vibrates at ultrasonic frequency (40,000 Hz) and the lens material is emulsified.A second fine instrument
(sometimes called a "cracker" or "chopper") may be used from a side port to facilitate cracking or chopping of
the nucleus into smaller pieces. Fragmentation into smaller pieces makes emulsification easier, as well as the
aspiration of cortical material (soft part of the lens around the nucleus).After phacoemulsification of the lens
nucleus and cortical material is completed, a dual irrigation-aspiration (I-A) probe or a bimanual I-A system is
used to aspirate out the remaining peripheral cortical material.
• Phacoemulsification is the most commonly performed cataract
procedure in the developed world. However, the high cost of a
phacoemulsification machine and of the associated disposable
equipment means that ECCE remains the most commonly
performed procedure in developing countries.
➢Conventional extracapsular cataract extraction (ECCE):
• Extracapsular cataract extraction involves the removal of almost the entire natural lens
while the elastic lens capsule (posterior capsule) is left intact to allow implantation of an
• It involves manual expression of the lens through a large (usually 10–12 mm) incision made
in the cornea or sclera.Although it requires a larger incision and the use of stitches, the
conventional method may be indicated for patients with very hard cataracts or other
situations in which phacoemulsification is problematic.
➢Intracapsular cataract extraction (ICCE)
• involves the removal of the lens and the surrounding lens capsule in one piece.The
procedure has a relatively high rate of complications due to the large incision required
and pressure placed on the vitreous body. It has therefore been largely superseded and is
rarely performed in countries where operating microscopes and high-technology
equipment are readily available.
• After lens removal, an artificial plastic lens (an intraocular lens implant) can be placed in
either the anterior chamber or sutured into the sulcus.
• Cryoextraction is a form of ICCE that freezes the lens with a
cryogenic substance such as liquid nitrogen. In this technique, the
cataract is extracted through use of acryoextractor — a cryoprobe
whose refrigerated tip adheres to and freezes tissue of the lens,
permitting its removal.Although it is now used primarily for the
removal of subluxated lenses, it was the favored form of cataract
extraction from the late 1960s to the early 1980s.
➢ FEMTOSECOND LASER-ASSISTED CATARACT SURGERY
• A laser is used to replace certain manual steps in the procedure including initial incisions,
opening the lens capsule and dissecting the lens.
• The laser option will be more expensive. Some providers claim FLACS as superior and
will recommend the additional cost for its use.
• There is evidence that FLACS can be better for advanced, mature cataracts,
resulting in lower phacoemulsification energy used.
• However, it is important to be aware that studies have not yet consistently

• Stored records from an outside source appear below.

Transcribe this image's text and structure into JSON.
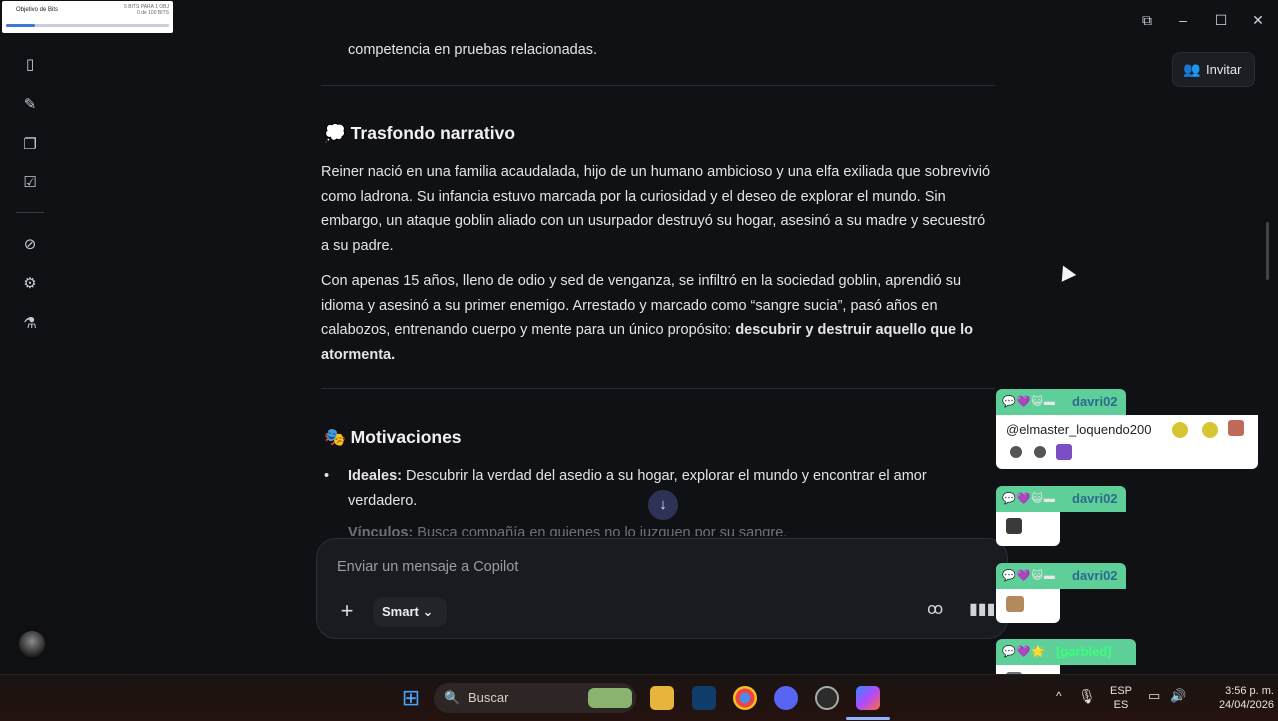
{
  "overlay": {
    "title": "Objetivo de Bits",
    "right_line1": "5 BITS PARA 1 OBJ",
    "right_line2": "0 de 100 BITS",
    "progress": 0.18
  },
  "content": {
    "prev_line": "competencia en pruebas relacionadas.",
    "section1": {
      "emoji": "💭",
      "title": "Trasfondo narrativo",
      "para1": "Reiner nació en una familia acaudalada, hijo de un humano ambicioso y una elfa exiliada que sobrevivió como ladrona. Su infancia estuvo marcada por la curiosidad y el deseo de explorar el mundo. Sin embargo, un ataque goblin aliado con un usurpador destruyó su hogar, asesinó a su madre y secuestró a su padre.",
      "para2_plain": "Con apenas 15 años, lleno de odio y sed de venganza, se infiltró en la sociedad goblin, aprendió su idioma y asesinó a su primer enemigo. Arrestado y marcado como “sangre sucia”, pasó años en calabozos, entrenando cuerpo y mente para un único propósito: ",
      "para2_bold": "descubrir y destruir aquello que lo atormenta."
    },
    "section2": {
      "emoji": "🎭",
      "title": "Motivaciones",
      "items": [
        {
          "label": "Ideales:",
          "text": " Descubrir la verdad del asedio a su hogar, explorar el mundo y encontrar el amor verdadero."
        },
        {
          "label": "Vínculos:",
          "text": " Busca compañía en quienes no lo juzguen por su sangre."
        }
      ]
    }
  },
  "header": {
    "invite_label": "Invitar"
  },
  "composer": {
    "placeholder": "Enviar un mensaje a Copilot",
    "mode_label": "Smart"
  },
  "chat": [
    {
      "user": "davri02",
      "message": "@elmaster_loquendo200"
    },
    {
      "user": "davri02",
      "message": ""
    },
    {
      "user": "davri02",
      "message": ""
    },
    {
      "user": "[garbled]",
      "message": ""
    }
  ],
  "taskbar": {
    "search_label": "Buscar",
    "lang_top": "ESP",
    "lang_bottom": "ES",
    "time": "3:56 p. m.",
    "date": "24/04/2026"
  },
  "colors": {
    "accent": "#3d78d8",
    "chat_head": "#5fcf9a",
    "scroll_btn": "#2c3357"
  },
  "icons": {
    "sidebar": [
      "panel-icon",
      "new-chat-icon",
      "pages-icon",
      "tasks-icon",
      "no-ads-icon",
      "settings-icon",
      "labs-icon"
    ]
  }
}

shown that laser-assisted cataract surgery results in fewer complications, faster
recovery or better visual outcomes than traditional cataract surgery.

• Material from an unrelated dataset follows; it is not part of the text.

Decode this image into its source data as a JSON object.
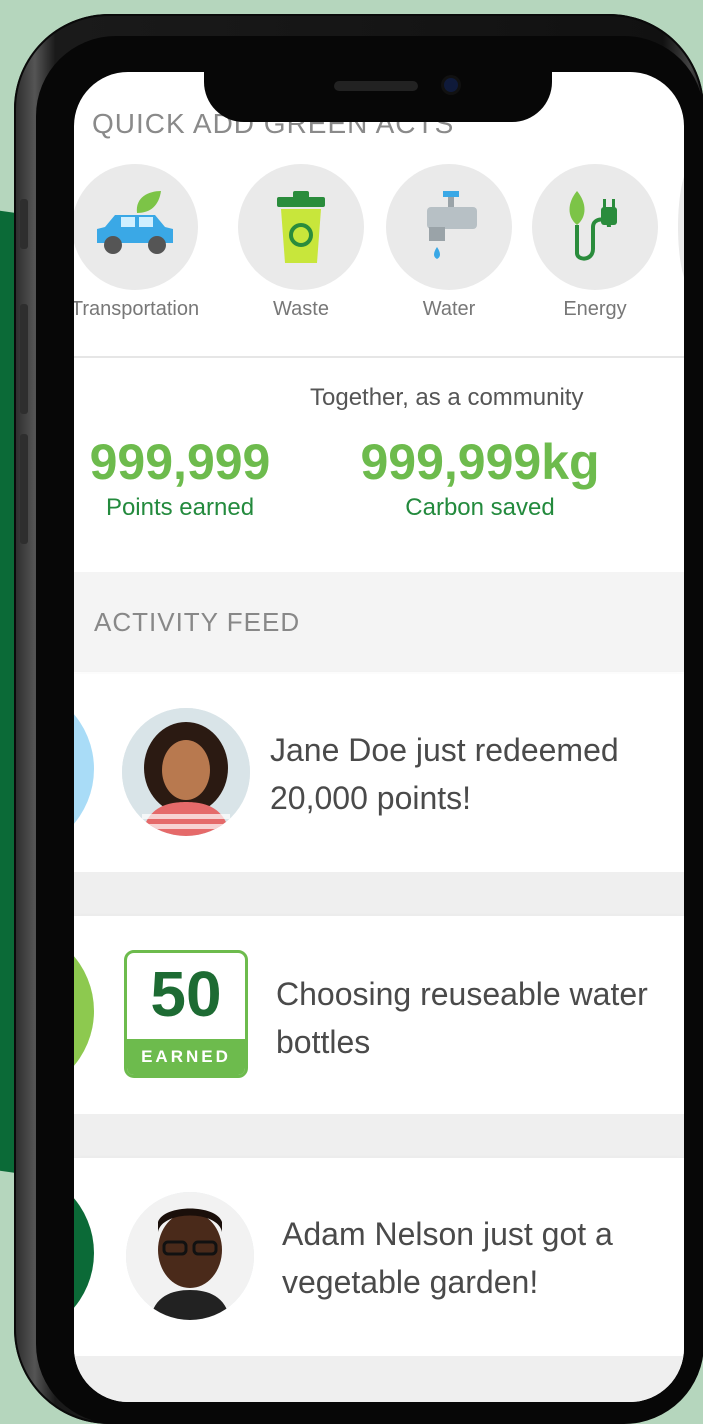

• With any cataract surgery, your outcome depends in large part on the skill and
experience of your eye surgeon.
• FLACS is a technique that’s still evolving, with its full potential yet to be achieved. It may
become the standard in the future, but as of today, several studies showed fairly equivalent
POSTERIOR CAPSULAR OPACIFICATION
• also known as ‘after cataract’, is the most common late complication
of uncomplicated cataract surgery, historically occurring eventually
in up to 50% of patients.
• Treatment involves the creation of an opening in the posterior
capsule, termed a capsulotomy (see Figs 9.21B and D), with the